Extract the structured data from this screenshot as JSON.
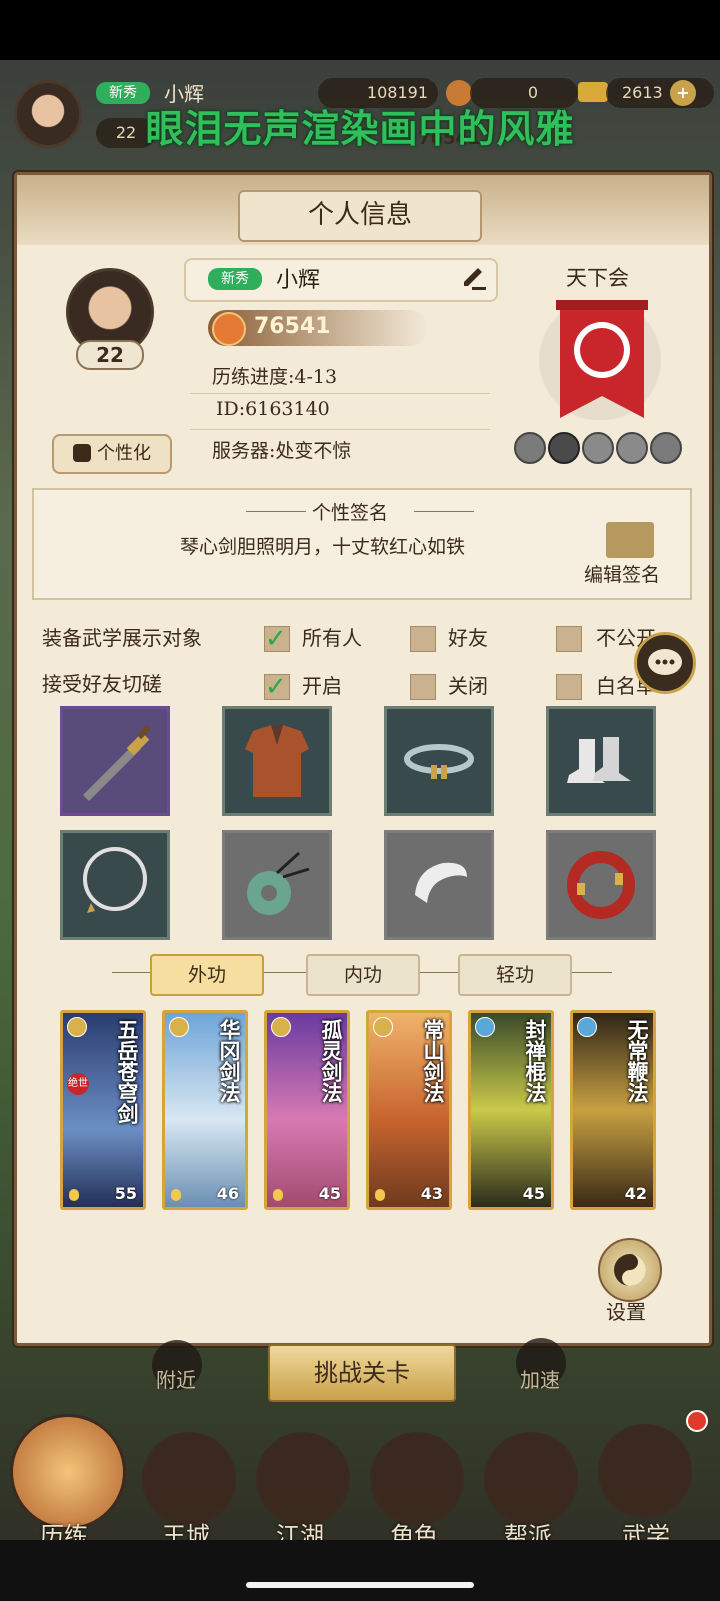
{
  "overlay": {
    "title": "眼泪无声渲染画中的风雅"
  },
  "hud": {
    "player_tag": "新秀",
    "player_name": "小辉",
    "player_level": "22",
    "coins": "108191",
    "red_currency": "0",
    "gold_currency": "2613",
    "add_symbol": "+",
    "power_partial": "76541"
  },
  "panel": {
    "title": "个人信息",
    "profile": {
      "level": "22",
      "tag": "新秀",
      "name": "小辉",
      "power": "76541",
      "progress_label": "历练进度:4-13",
      "id_label": "ID:6163140",
      "server_label": "服务器:处变不惊",
      "customize_button": "个性化"
    },
    "guild": {
      "name": "天下会"
    },
    "signature": {
      "title": "个性签名",
      "text": "琴心剑胆照明月，十丈软红心如铁",
      "edit_button": "编辑签名"
    },
    "options": {
      "display_row": {
        "label": "装备武学展示对象",
        "choices": [
          {
            "label": "所有人",
            "checked": true
          },
          {
            "label": "好友",
            "checked": false
          },
          {
            "label": "不公开",
            "checked": false
          }
        ]
      },
      "duel_row": {
        "label": "接受好友切磋",
        "choices": [
          {
            "label": "开启",
            "checked": true
          },
          {
            "label": "关闭",
            "checked": false
          },
          {
            "label": "白名单",
            "checked": false
          }
        ]
      }
    },
    "tabs": [
      "外功",
      "内功",
      "轻功"
    ],
    "active_tab": "外功",
    "skills": [
      {
        "name": "五岳苍穹剑",
        "level": "55",
        "badge": "绝世"
      },
      {
        "name": "华冈剑法",
        "level": "46"
      },
      {
        "name": "孤灵剑法",
        "level": "45"
      },
      {
        "name": "常山剑法",
        "level": "43"
      },
      {
        "name": "封禅棍法",
        "level": "45"
      },
      {
        "name": "无常鞭法",
        "level": "42"
      }
    ],
    "settings_label": "设置",
    "challenge_button": "挑战关卡",
    "nearby_label": "附近",
    "speedup_label": "加速"
  },
  "bottom_nav": [
    "历练",
    "王城",
    "江湖",
    "角色",
    "帮派",
    "武学"
  ],
  "colors": {
    "panel_bg": "#f3ead7",
    "accent_gold": "#d4a53a",
    "overlay_green": "#2fbf5b",
    "check_green": "#2aa84a",
    "guild_banner_red": "#c8262a"
  }
}
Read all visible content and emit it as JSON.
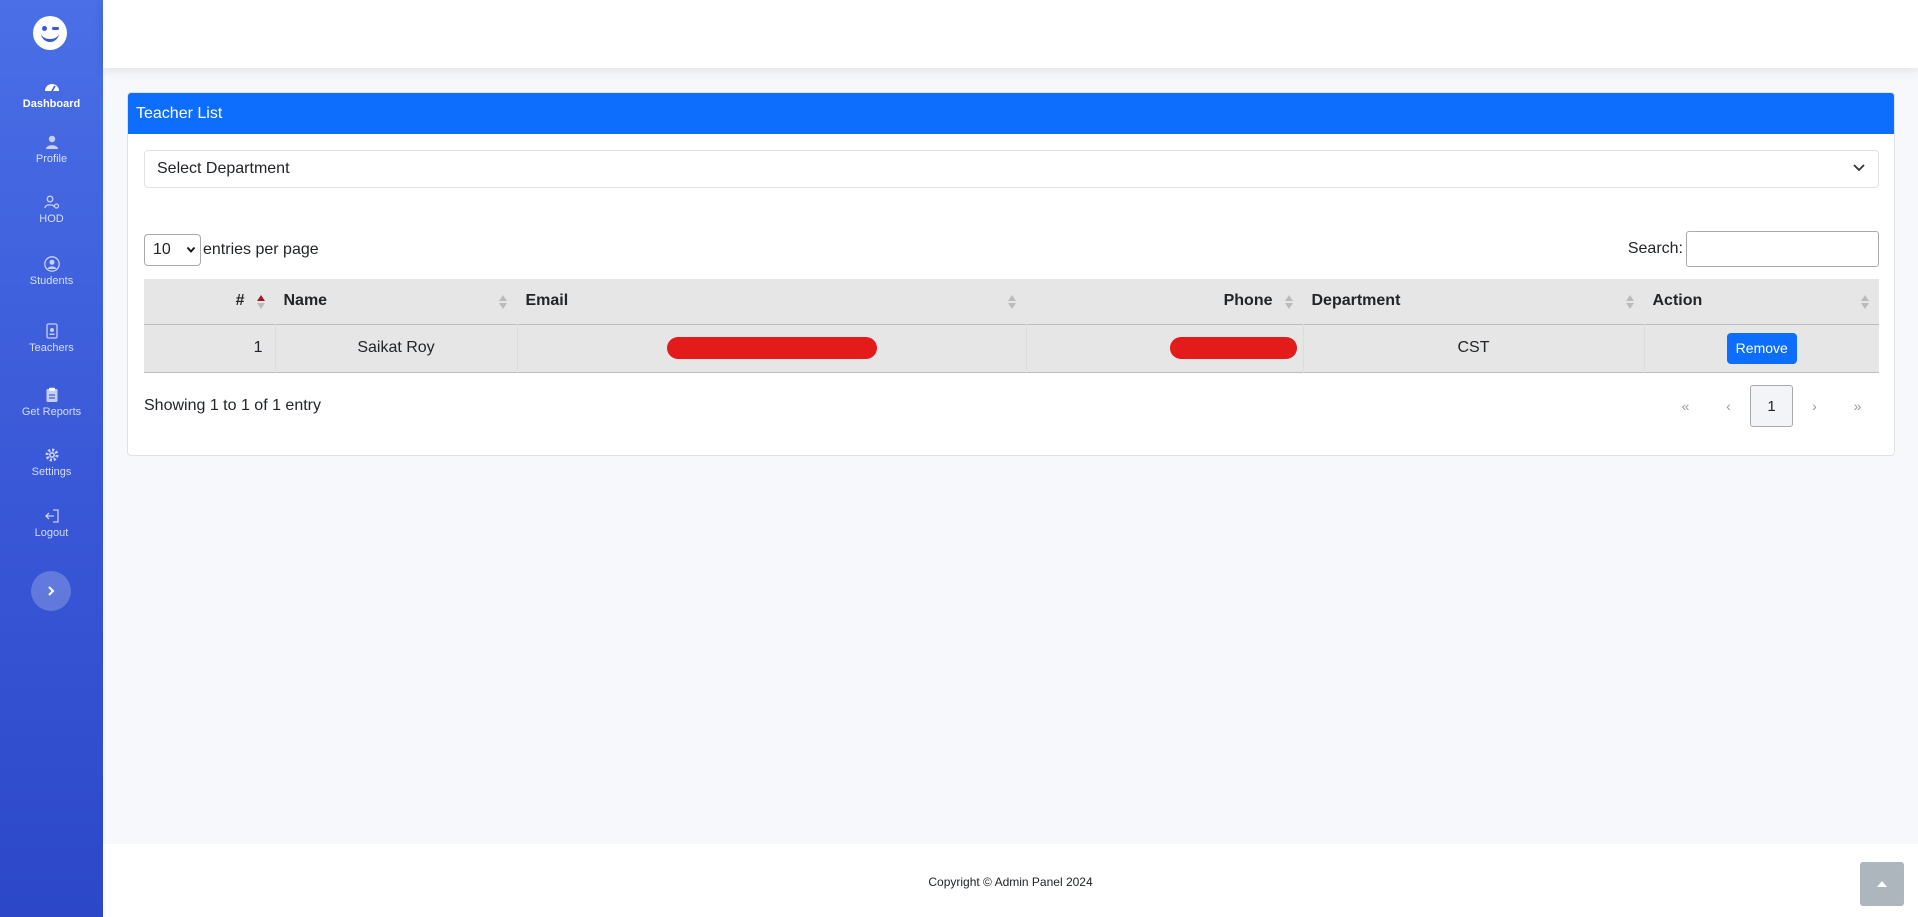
{
  "sidebar": {
    "items": [
      {
        "label": "Dashboard",
        "icon": "gauge-icon",
        "active": true
      },
      {
        "label": "Profile",
        "icon": "user-icon"
      },
      {
        "label": "HOD",
        "icon": "user-cog-icon"
      },
      {
        "label": "Students",
        "icon": "user-circle-icon"
      },
      {
        "label": "Teachers",
        "icon": "id-badge-icon"
      },
      {
        "label": "Get Reports",
        "icon": "clipboard-icon"
      },
      {
        "label": "Settings",
        "icon": "gear-icon"
      },
      {
        "label": "Logout",
        "icon": "logout-icon"
      }
    ],
    "toggle_icon": "chevron-right-icon"
  },
  "card": {
    "title": "Teacher List",
    "department_select": {
      "selected": "Select Department"
    },
    "entries": {
      "value": "10",
      "label": "entries per page"
    },
    "search": {
      "label": "Search:",
      "value": ""
    },
    "table": {
      "headers": [
        "#",
        "Name",
        "Email",
        "Phone",
        "Department",
        "Action"
      ],
      "sorted_column": "#",
      "sort_direction": "ascending",
      "rows": [
        {
          "index": "1",
          "name": "Saikat Roy",
          "email": "[redacted]",
          "phone": "[redacted]",
          "department": "CST",
          "action": "Remove"
        }
      ]
    },
    "info": "Showing 1 to 1 of 1 entry",
    "pagination": {
      "first": "«",
      "prev": "‹",
      "current": "1",
      "next": "›",
      "last": "»"
    }
  },
  "footer": {
    "copyright": "Copyright © Admin Panel 2024"
  },
  "colors": {
    "primary": "#0d6efd",
    "sidebar": "#3a59d8",
    "redaction": "#e31b1b",
    "sort_active": "#9b1c24"
  }
}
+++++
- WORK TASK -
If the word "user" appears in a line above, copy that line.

- WORKED SOLUTION -
        "icon": "user-icon"
        "icon": "user-cog-icon"
        "icon": "user-circle-icon"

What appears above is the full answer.